Book Review: All That’s Good
[The following bio was retrieved from Hannah’s Amazon author page, which can be found here.]
Hannah Anderson lives in the haunting Blue Ridge Mountains of Virginia. She spends her days working beside her husband in rural ministry, caring for their three children, and scratching out odd moments to write. In those in-between moments, she contributes to a variety of Christian publications and is the author of “Made for More” (Moody, 2014), “Humble Roots” (Moody, 2016), and her latest “All That’s Good,” the book being reviewed here (Moody, 2018). You can connect with her at her blog sometimesalight.com and on Twitter @sometimesalight.
A Fresh Spin on Discernment
Andrew Wilson, in his commendation of All That’s Good, in its opening pages, summed up my thoughts almost exactly. He writes,
“I’ve always seen discernment as a basically negative thing: make sure you don’t embrace something bad. Hannah Anderson has convinced me that it is a positive thing: make sure you do embrace what is good. This book, like the biblical text it centers on, is good, true, honorable, excellent, and praiseworthy…“

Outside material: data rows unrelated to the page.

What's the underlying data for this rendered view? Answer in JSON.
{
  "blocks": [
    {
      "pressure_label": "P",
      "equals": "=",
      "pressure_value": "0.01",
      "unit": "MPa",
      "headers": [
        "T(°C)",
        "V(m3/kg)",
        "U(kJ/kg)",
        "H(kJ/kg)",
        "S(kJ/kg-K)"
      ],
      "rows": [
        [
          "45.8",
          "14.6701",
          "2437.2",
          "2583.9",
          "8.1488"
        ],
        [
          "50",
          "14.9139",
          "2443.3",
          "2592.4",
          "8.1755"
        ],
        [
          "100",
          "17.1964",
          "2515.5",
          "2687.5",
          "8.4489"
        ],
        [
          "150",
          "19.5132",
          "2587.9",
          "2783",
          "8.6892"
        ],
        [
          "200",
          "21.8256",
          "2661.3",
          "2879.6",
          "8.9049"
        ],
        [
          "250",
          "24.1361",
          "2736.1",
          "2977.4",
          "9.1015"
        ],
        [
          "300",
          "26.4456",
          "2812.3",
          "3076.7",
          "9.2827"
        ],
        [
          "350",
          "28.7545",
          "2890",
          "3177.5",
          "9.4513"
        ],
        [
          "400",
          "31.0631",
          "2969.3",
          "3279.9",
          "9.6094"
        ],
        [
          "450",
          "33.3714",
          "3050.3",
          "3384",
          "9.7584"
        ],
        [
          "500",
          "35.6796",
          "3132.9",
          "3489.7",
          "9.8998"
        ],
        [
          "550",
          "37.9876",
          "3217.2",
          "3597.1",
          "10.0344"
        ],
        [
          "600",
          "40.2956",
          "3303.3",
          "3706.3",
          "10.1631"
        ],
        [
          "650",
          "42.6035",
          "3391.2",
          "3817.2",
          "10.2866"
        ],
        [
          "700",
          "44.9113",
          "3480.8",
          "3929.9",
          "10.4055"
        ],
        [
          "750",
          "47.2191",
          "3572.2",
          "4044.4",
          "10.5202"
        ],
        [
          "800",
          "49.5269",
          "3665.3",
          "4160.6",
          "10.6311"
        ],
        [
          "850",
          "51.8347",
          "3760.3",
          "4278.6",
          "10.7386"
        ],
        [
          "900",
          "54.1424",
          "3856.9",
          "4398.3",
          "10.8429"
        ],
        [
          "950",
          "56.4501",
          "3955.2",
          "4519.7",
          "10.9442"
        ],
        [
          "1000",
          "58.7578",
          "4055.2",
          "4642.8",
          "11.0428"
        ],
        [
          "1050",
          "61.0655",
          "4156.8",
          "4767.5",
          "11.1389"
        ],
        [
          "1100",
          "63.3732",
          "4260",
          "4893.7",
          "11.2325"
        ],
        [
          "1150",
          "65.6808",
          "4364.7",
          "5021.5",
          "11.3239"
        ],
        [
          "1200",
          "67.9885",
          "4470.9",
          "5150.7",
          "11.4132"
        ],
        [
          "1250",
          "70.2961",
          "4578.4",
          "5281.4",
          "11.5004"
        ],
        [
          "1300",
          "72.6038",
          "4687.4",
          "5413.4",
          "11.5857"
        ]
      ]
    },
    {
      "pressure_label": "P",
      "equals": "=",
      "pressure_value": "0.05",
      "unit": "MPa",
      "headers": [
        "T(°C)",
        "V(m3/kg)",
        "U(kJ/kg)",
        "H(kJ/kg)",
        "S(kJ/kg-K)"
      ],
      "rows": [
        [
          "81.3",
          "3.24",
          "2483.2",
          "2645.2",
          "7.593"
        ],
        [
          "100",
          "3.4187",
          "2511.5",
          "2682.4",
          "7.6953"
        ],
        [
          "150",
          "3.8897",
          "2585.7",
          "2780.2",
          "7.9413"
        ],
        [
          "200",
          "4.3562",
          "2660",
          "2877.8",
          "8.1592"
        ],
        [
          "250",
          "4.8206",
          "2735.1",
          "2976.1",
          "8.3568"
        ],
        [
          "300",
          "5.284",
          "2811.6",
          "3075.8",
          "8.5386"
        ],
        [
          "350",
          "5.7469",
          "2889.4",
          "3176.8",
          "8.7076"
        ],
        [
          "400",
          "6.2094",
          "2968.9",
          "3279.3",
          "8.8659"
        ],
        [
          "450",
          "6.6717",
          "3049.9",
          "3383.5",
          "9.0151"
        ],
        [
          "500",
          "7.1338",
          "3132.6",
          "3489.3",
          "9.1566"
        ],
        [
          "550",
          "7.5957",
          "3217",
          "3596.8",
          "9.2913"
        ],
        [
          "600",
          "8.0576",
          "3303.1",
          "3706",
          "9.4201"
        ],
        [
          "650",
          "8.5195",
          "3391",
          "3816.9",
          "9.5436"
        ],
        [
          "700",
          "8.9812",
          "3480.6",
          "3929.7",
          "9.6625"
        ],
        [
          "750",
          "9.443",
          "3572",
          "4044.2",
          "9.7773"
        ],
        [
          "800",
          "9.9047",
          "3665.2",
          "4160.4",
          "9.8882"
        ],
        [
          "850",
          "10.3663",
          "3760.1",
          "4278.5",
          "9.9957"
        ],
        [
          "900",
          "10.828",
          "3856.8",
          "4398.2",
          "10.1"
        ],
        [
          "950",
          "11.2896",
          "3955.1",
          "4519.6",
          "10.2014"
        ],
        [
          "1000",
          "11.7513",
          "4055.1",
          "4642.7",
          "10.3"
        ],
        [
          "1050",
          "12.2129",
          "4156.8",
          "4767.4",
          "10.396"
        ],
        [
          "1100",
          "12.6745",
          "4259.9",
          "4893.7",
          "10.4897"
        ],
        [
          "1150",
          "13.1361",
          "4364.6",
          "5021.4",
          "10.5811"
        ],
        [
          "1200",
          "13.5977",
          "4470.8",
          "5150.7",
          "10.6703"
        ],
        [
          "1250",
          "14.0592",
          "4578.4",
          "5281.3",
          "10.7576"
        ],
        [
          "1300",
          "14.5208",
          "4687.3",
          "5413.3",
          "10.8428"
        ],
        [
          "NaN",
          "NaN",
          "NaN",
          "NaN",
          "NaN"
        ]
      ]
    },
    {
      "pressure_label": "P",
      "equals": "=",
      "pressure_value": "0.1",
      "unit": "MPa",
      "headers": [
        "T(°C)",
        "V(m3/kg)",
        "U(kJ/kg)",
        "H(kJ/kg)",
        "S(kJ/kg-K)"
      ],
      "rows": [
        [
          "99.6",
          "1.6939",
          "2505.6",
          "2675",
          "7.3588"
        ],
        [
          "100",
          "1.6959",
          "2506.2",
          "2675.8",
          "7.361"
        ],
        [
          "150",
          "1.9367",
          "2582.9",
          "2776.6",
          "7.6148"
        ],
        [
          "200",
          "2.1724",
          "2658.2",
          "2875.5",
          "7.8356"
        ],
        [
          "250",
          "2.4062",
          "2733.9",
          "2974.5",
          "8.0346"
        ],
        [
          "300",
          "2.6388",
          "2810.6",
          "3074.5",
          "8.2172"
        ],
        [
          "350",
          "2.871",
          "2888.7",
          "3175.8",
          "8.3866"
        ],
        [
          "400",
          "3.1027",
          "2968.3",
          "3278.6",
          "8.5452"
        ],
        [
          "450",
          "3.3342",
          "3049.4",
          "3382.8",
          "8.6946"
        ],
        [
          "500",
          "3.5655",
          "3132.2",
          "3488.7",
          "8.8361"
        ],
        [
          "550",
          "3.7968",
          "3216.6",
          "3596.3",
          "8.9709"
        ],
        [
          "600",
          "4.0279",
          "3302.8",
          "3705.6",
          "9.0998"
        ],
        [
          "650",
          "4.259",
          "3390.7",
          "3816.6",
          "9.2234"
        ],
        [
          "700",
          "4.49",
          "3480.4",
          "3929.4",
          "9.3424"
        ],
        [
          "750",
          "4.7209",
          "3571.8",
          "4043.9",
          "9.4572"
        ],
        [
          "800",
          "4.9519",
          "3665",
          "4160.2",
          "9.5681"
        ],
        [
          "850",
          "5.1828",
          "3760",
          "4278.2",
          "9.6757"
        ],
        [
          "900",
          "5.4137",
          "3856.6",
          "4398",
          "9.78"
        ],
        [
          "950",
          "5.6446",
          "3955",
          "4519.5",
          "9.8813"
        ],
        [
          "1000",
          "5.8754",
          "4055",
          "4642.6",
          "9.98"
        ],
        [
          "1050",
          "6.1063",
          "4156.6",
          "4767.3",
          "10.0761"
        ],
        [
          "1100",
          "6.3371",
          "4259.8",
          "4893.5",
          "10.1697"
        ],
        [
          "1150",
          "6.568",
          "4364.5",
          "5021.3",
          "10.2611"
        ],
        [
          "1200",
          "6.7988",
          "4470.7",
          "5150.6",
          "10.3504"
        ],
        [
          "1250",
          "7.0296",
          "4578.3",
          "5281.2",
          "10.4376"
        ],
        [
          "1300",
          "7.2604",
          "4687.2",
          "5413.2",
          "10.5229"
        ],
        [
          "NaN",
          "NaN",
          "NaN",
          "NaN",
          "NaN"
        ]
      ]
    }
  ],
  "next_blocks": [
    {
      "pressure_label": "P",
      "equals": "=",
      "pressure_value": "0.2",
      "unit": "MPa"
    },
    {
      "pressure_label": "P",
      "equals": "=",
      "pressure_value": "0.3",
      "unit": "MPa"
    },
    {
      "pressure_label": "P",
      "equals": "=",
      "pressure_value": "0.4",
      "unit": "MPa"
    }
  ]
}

He’s right. Hannah Anderson, in All That’s Good, has written a truly good book. The premise of the book is quite simple: it’s an explication of the oft-quoted verse in Philippians 4:8 in which the Apostle Paul instructs his reader to think about such things that are “true, honorable, just, pure, lovely, commendable, excellent, and praiseworthy.” Chapter after chapter, Anderson directs our attention towards these things and does so in her signature winsome, earthy style.
Wilson is also right, at least in my experience, when it comes to perceiving “discernment as a basically negative thing.” I have subconsciously, for as long as I can remember, viewed discernment as a tool needed for determining which activities I shouldn’t participate in or which decisions shouldn’t be made. But Anderson makes the argument that discernment is actually meant to illuminate what’s good. Thus, the Apostle Paul, in his instruction to the Philippians, is encouraging them to practice Christian discernment.

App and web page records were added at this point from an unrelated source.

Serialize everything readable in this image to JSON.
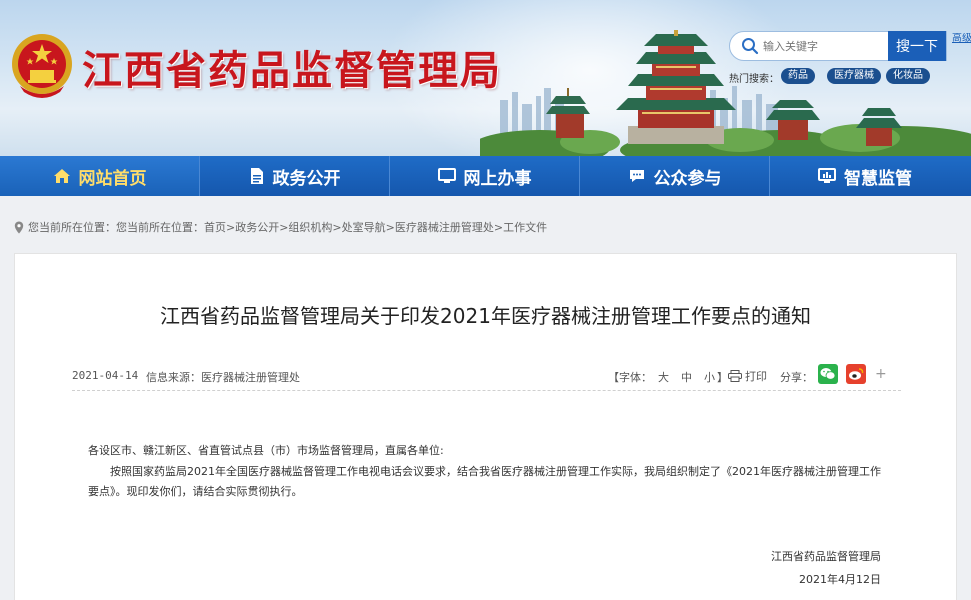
{
  "header": {
    "site_title": "江西省药品监督管理局",
    "search": {
      "placeholder": "输入关键字",
      "button_label": "搜一下",
      "advanced_link": "高级搜索"
    },
    "hot_label": "热门搜索：",
    "hot_tags": [
      "药品",
      "医疗器械",
      "化妆品"
    ],
    "title_color": "#c8161d",
    "brand_blue": "#1b5fb8"
  },
  "nav": {
    "items": [
      {
        "label": "网站首页",
        "icon": "home-icon",
        "active": true
      },
      {
        "label": "政务公开",
        "icon": "document-icon"
      },
      {
        "label": "网上办事",
        "icon": "monitor-icon"
      },
      {
        "label": "公众参与",
        "icon": "chat-icon"
      },
      {
        "label": "智慧监管",
        "icon": "dashboard-icon"
      }
    ]
  },
  "breadcrumb": {
    "text": "您当前所在位置：您当前所在位置：首页>政务公开>组织机构>处室导航>医疗器械注册管理处>工作文件"
  },
  "article": {
    "title": "江西省药品监督管理局关于印发2021年医疗器械注册管理工作要点的通知",
    "date": "2021-04-14",
    "source": "信息来源：医疗器械注册管理处",
    "font_label": "【字体：",
    "font_sizes": [
      "大",
      "中",
      "小"
    ],
    "font_close": "】",
    "print_label": "打印",
    "share_label": "分享：",
    "share_more": "+",
    "salutation": "各设区市、赣江新区、省直管试点县（市）市场监督管理局，直属各单位:",
    "paragraph": "按照国家药监局2021年全国医疗器械监督管理工作电视电话会议要求，结合我省医疗器械注册管理工作实际，我局组织制定了《2021年医疗器械注册管理工作要点》。现印发你们，请结合实际贯彻执行。",
    "signature_org": "江西省药品监督管理局",
    "signature_date": "2021年4月12日"
  }
}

Hannah Anderson is a phenom.
In fact, I’m still riding the high I experienced while reading Humble Roots, which she published in 2016. While I love reading (it’s about the only hobby I’ve got,) I’m not a skilled reader. It’s toilsome work for me to actually retain the material that I’m reading. But every once in a while, a book will come along that just blows my sockets – Humble Roots was one of those books.
And while this one didn’t warrant the same response, it remains an invaluable book, especially considering the state of our current culture, a culture hell-bent on dwelling on what’s false, dishonorable, unjust, impure, and unlovely – the antithesis of what Paul calls his reader to in Philippians. So, All That’s Good is not just a truly good book, it’s a timely book. So take Andrew Wilson’s advice, “buy it, read it, and think about such things!”